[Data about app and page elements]
☆ ☆ ☆ ☆

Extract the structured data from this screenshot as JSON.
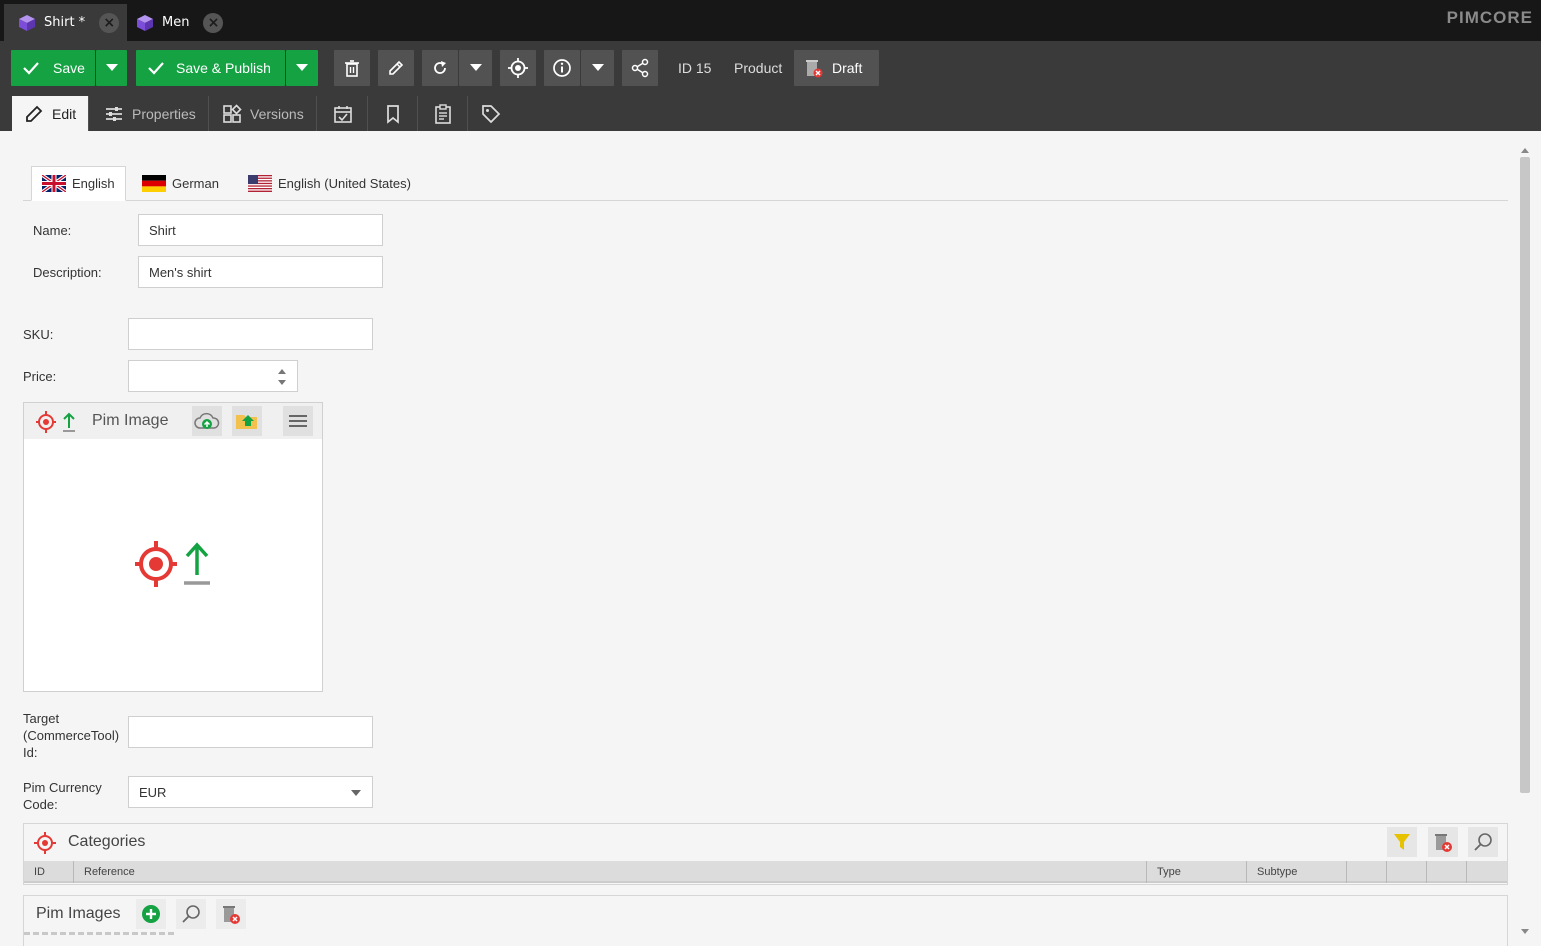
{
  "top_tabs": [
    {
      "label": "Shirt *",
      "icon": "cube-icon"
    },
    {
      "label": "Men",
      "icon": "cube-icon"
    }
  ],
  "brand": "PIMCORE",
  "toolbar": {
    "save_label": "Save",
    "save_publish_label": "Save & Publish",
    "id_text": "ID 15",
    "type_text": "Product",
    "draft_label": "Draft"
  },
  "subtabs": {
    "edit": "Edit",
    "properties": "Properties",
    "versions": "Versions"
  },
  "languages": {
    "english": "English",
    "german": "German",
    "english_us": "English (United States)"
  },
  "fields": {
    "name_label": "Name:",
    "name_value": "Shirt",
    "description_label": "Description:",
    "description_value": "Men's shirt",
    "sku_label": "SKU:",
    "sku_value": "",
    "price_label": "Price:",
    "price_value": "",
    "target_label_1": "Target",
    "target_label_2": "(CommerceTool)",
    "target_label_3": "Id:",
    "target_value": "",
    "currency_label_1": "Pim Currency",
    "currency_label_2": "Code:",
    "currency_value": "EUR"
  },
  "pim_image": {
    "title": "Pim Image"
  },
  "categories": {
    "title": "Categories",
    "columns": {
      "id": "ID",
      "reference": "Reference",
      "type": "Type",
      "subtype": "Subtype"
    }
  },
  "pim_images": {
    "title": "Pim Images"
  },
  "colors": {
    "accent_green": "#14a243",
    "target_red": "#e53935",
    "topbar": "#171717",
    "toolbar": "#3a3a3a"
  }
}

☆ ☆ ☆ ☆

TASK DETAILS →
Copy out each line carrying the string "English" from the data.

SOLUTION TO THIS PROBLEM →
    "english": "English",
    "english_us": "English (United States)"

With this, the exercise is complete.